(EXTRACTED INFORMATION)
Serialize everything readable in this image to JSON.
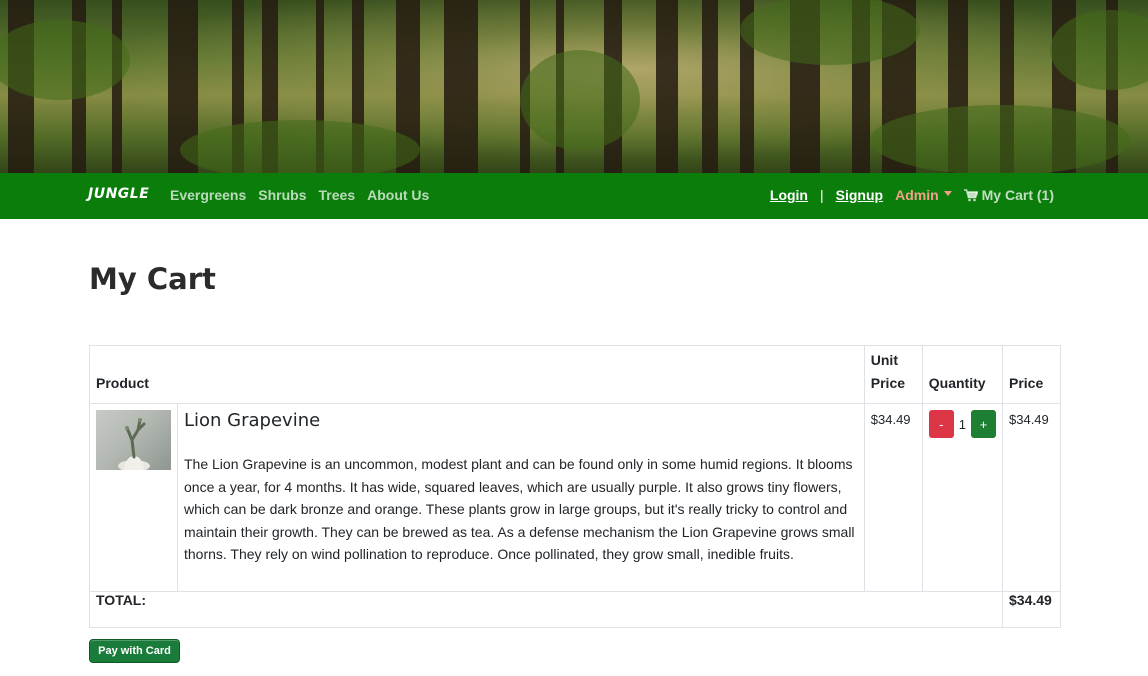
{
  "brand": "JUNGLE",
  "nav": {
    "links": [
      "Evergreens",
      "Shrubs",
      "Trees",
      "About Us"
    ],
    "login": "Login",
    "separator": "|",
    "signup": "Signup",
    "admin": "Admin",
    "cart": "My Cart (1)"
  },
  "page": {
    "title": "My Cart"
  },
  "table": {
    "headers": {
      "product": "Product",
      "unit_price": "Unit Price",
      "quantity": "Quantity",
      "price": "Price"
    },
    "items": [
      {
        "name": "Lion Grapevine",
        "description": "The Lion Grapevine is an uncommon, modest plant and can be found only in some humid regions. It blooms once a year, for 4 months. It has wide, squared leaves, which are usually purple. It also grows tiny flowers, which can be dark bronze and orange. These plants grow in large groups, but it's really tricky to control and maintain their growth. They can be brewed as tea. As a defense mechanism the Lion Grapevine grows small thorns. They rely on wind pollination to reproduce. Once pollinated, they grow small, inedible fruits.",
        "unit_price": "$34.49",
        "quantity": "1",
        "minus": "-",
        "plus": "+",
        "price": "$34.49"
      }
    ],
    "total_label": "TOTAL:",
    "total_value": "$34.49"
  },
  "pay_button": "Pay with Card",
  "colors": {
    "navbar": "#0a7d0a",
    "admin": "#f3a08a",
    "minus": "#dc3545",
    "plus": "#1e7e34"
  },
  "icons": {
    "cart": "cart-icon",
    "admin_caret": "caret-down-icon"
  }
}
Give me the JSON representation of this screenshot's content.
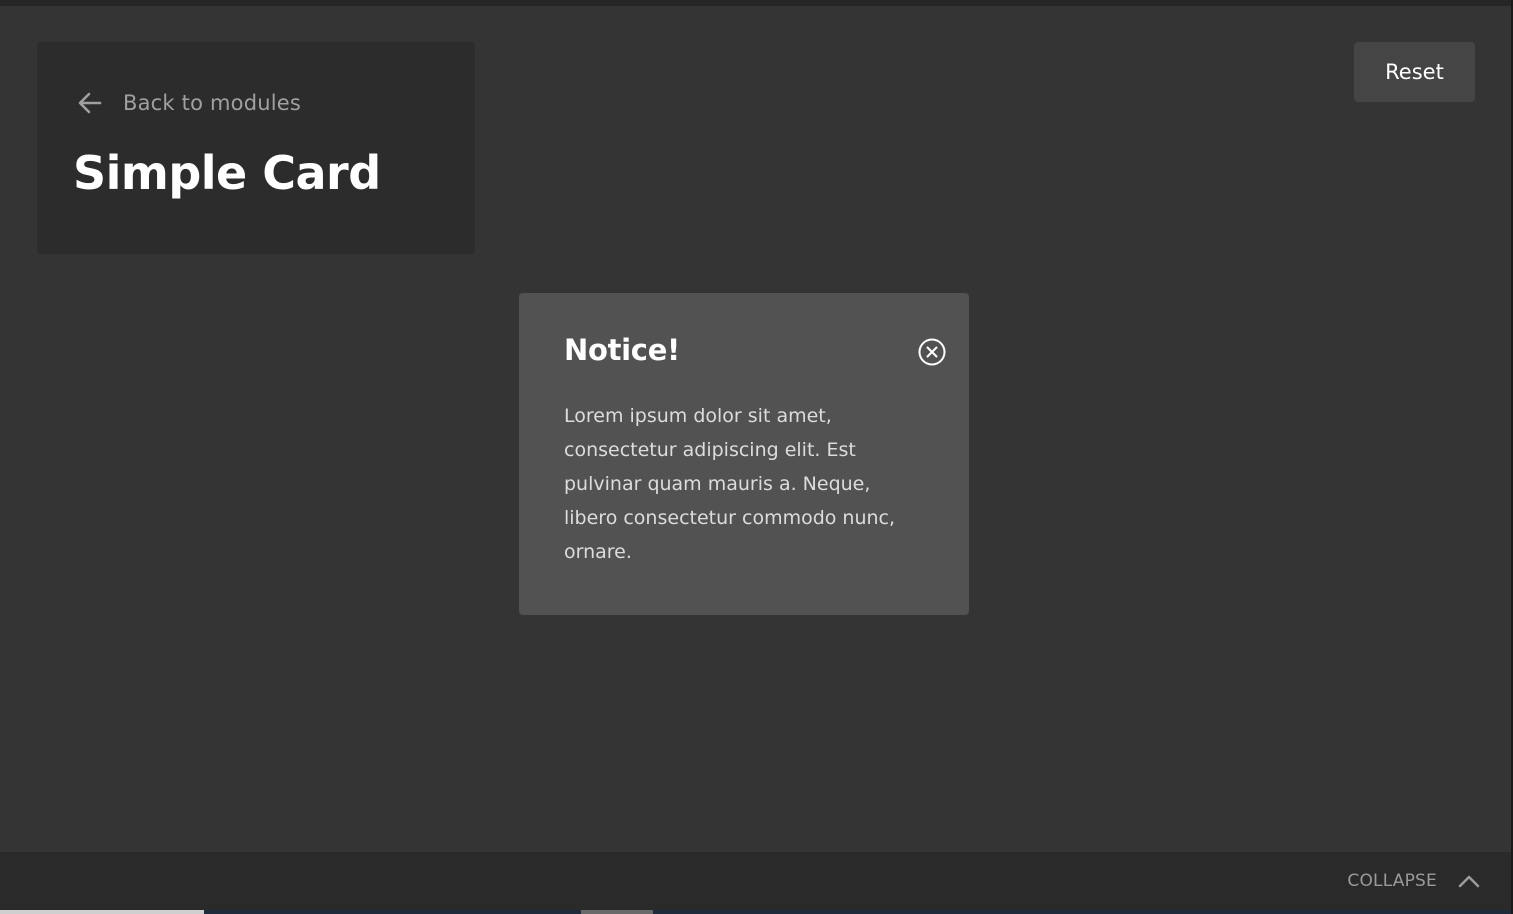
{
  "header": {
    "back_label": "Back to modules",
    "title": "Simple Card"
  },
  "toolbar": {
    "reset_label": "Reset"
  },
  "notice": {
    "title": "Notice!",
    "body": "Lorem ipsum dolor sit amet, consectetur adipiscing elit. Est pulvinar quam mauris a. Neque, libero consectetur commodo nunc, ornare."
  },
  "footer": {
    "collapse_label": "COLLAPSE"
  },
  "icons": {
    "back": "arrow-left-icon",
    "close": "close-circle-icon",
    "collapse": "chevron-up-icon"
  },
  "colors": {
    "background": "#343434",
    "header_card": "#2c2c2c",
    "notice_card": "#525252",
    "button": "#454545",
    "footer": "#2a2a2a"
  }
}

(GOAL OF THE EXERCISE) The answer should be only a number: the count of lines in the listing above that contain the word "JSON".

(SOLUTION FOR THIS EXERCISE) 2